Here's a question...do companies live forever or are they just as mortal as us human beings?
Chances are, like me you've never really thought about it as most big companies seem to keep going and many have been around for as long as we have. Have to admit then, I was pretty surprised when I first read this statistic published by Deloittes which relates to many of the world's biggest companies.
"The average life expectancy of a Fortune 500 company has declined from around 75 years, less than half a century ago, to less than 15 years today". (Deloitte Shift Index - Richard Foster)
Fifteen years! That's all the worlds big companies can expect, on average, to be around for!? That's astounding really and reflects the fact that if an organisation doesn't fully embrace change, ongoing, all-the-time and accept it as not only inevitable, but something to be relished and encouraged, then the game could well be up pretty soon. Of course many of these 'disappearances' could be merger and acquisition related but again reinforcing that change is constant.

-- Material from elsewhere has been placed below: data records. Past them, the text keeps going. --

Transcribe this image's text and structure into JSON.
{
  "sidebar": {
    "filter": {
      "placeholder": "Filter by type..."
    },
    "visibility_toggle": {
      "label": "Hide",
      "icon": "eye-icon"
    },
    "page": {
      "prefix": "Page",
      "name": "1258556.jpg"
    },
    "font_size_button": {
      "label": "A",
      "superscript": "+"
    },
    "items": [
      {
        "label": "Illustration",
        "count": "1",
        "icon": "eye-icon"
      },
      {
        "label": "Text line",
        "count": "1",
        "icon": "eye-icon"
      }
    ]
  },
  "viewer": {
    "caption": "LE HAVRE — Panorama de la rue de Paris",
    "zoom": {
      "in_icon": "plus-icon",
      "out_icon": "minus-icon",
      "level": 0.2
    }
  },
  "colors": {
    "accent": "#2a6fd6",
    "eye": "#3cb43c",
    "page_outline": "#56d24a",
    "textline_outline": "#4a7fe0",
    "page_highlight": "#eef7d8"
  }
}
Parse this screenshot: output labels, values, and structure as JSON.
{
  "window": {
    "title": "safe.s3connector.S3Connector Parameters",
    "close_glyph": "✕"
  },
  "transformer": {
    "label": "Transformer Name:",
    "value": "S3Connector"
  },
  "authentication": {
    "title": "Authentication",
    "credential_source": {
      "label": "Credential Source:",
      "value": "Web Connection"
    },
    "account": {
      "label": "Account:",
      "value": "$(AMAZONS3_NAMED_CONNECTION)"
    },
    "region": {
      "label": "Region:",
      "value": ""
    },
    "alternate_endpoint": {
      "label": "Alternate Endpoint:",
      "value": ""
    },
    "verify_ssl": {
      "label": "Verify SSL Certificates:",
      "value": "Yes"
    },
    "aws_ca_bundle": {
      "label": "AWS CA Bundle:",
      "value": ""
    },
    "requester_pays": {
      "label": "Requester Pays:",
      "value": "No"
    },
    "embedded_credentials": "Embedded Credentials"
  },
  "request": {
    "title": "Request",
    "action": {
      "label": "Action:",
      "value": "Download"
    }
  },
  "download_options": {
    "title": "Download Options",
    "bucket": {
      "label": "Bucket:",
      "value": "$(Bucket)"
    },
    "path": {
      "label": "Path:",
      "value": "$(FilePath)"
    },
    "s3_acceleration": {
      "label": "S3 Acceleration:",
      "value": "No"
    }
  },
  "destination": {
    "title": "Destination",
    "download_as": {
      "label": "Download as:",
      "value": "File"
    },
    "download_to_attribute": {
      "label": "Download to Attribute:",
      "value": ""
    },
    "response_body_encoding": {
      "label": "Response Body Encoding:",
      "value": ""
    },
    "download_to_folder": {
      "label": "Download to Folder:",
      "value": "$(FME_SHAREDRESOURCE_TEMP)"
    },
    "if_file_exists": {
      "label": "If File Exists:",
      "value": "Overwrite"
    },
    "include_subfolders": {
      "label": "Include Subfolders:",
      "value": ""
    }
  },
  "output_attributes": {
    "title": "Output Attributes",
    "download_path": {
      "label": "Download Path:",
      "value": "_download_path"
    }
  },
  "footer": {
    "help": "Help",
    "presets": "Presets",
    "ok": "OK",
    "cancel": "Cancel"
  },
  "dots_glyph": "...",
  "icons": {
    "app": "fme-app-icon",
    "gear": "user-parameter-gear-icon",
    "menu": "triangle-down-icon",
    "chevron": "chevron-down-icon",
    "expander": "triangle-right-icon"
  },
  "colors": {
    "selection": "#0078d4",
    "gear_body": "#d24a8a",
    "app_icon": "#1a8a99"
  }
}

Does this prove that the rate of company, product, or service redundancy in our world, is increasing at a pace we have yet to fully comprehend? Deloitte say "The world around us is changing. Long-term trends, driven by public policy and the exponential rate of change in the digital infrastructure, are fundamentally altering the global business environment." I'm sure we all feel this now - nothing is sacred.
Do you think ten years ago, anyone in the taxi industry would have thought that tech company Uber could steal such a large piece of their industry from them?
This surely means every organisation needs to 'fundamentally alter' the way they think and operate. And I would say the ability to rapidly change mindsets to foster innovation, is the biggest challenge facing any organisation. (Here's an interesting piece on why IBM has survived for so long Why Did IBM Survive? - Forbes). And like everything in the business world today, it all comes down to culture.
So, is your organisation ready to reinvent itself, or in need of an undertaker?